Hunter Yelton, aged six, said he had a crush on his school-mate and she liked him too, but he was suspended for giving his friend a kiss on the hand. The Lincoln School of Science and Technology in Canon City, Colorado, labelled the incident as “sexual harassment.” The peck took place during reading group. “I leaned over and kissed her on the hand. That’s what happened,” Hunter explained.
Hunter admitted, “They sent me to the office, fair and square. I did something wrong and I feel sorry.”
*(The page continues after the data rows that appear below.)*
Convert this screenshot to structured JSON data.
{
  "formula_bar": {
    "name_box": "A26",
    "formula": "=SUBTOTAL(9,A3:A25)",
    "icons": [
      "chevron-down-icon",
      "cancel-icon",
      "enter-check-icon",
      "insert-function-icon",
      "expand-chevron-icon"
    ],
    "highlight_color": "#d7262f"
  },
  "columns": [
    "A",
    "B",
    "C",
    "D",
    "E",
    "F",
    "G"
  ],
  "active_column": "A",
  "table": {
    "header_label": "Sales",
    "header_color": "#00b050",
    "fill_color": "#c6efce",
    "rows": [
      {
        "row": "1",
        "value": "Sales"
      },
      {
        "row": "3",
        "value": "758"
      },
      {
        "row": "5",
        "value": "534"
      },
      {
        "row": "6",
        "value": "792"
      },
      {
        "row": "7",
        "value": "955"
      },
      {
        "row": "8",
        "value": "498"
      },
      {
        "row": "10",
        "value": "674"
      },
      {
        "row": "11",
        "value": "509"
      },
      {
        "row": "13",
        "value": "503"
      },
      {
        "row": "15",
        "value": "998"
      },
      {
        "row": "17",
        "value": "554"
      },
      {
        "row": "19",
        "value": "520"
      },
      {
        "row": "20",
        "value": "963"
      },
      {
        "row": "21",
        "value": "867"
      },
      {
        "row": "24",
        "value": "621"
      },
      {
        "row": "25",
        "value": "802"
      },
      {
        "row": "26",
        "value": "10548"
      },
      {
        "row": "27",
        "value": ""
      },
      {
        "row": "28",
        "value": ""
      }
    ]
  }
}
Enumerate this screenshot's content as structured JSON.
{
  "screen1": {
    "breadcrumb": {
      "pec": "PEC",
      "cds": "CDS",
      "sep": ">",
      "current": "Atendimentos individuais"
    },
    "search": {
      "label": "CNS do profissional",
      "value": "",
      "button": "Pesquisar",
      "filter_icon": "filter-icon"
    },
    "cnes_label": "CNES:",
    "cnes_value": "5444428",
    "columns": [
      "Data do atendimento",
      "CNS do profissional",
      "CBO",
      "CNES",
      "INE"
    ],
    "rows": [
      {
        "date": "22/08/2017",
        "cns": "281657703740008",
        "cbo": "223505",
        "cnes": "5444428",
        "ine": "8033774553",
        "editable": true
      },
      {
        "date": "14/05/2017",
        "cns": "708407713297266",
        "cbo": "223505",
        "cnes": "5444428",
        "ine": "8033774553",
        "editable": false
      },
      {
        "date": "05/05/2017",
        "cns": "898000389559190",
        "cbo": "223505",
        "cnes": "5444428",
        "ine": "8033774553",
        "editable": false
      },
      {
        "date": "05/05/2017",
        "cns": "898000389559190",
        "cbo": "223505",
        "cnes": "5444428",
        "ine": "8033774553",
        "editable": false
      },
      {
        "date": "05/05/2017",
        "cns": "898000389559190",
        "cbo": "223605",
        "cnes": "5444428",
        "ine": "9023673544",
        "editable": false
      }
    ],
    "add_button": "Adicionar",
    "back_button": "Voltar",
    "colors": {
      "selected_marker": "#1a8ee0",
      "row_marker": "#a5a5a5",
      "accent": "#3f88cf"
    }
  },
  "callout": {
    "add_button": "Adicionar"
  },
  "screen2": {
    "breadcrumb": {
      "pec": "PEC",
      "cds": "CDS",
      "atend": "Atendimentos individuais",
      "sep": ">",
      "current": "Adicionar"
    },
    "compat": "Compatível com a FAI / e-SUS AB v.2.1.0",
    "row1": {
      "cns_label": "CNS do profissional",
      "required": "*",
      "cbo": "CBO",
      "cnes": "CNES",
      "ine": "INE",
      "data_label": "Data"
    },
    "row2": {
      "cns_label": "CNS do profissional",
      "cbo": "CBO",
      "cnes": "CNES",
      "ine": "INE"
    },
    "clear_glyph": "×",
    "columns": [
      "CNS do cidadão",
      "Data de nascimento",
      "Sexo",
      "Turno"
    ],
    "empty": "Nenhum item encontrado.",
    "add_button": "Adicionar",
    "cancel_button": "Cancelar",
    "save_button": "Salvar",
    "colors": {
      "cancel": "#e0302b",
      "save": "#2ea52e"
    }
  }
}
Hunter’s Mom, Jennifer Saunders, thought the school was being a bit extreme. He has been in a spot of bother before, for such misdeeds as “rough-housing” and she knew that he had kissed the girl on the cheek before. Even so, she was shocked when she heard the expression “sexual harassment” being used by the principal.
She then had to deal with the fact that her son was asking her “What is sex mommy?”
The District Superintendent, Robin Gooldy, defended the school and said it had a policy about unwanted touching. The policy is to try to get pupils to stop, if they are displaying such behaviour. If that fails, the next step is suspension.
Psychologist, David Welsh, said that schools had to stick to their policies and procedures, otherwise they were open to complaints. His opinion was challenged by fellow child psychologist, Sandy Wurtele. She is a specialist in child sexual development. She says kissing is perfectly normal behaviour, especially at that age. She fears this sort of tough love tactic sends out mixed messages to kids. Their emotional development is as important as their academic. If they get confused or negative messages about displays of affection, it could harm them.
However, following a massive surge of negative reaction, the school has retracted. Robin Gooldy has met with the parents and agreed to change the name of the offense from “sexual harassment” to “misconduct” on his school record. Hunter is now allowed back into the classroom.
While Jennifer Saunders is better pleased with this outcome, in what she describes as an “innocent crush,” the girls’ mother is not so happy.
Jade Masters-Ownbey, a teacher herself, said that the school had been in the right to take steps to protect her daughter. According to her, Hunter had tried to kiss her many times, without the little girl agreeing to it. Ms Masters-Ownebey had tried to give her daughter lessons in how to stop someone touching you, when you don’t want them to.
It all raises a heated debate about the relative innocence of first crushes among children as young as first-grade. Lots of people will be getting their annual filmic fix of Love Actually as Christmas comes around. Here Sam, the stepson of the bereaved Liam Neeson character, Daniel, is madly in love with a schoolmate. Sadly for him, based in London, he has to face the fact she is going away to live in America. In the dramatic climax to the movie, he and Neeson race to the airport, skirting security, in time to wish her a tender farewell. His American sweetheart then kisses him on the cheek before she goes through the barrier. To his delight, contrary to what he had believed about the “coolest girl in school,” she did know his name.
The movie is structured in such a way as to demonstrate that love comes in many forms and guises, and crosses all age groups and all cultural or class barriers. Emotions can be as strong for the under-tens as they can for the over-fifties.
Another movie classic celebrating the depth (and despair) of young crushes is You’re in Love Charlie Brown. Charlie is truly smitten with the Little Red-Haired Girl and suffers all sorts of humiliations to try to impress her. School is about to break for summer and he is desperately running short of time. On the last day before vacation, he finds a note “I Like You, Charlie Brown. Signed Little Red Haired Girl.” Dancing home in a delirium of delight Charlie asks himself, “Good grief! How will I live until September?”
Recognizing the truth of juvenile passionate attractions, and balancing the current day concerns with appropriate behaviour, is a tricky business. In Hunter’s case, the school withdrew their suspension order for him kissing a girl. He is only six years old after all.
By Kate Henderson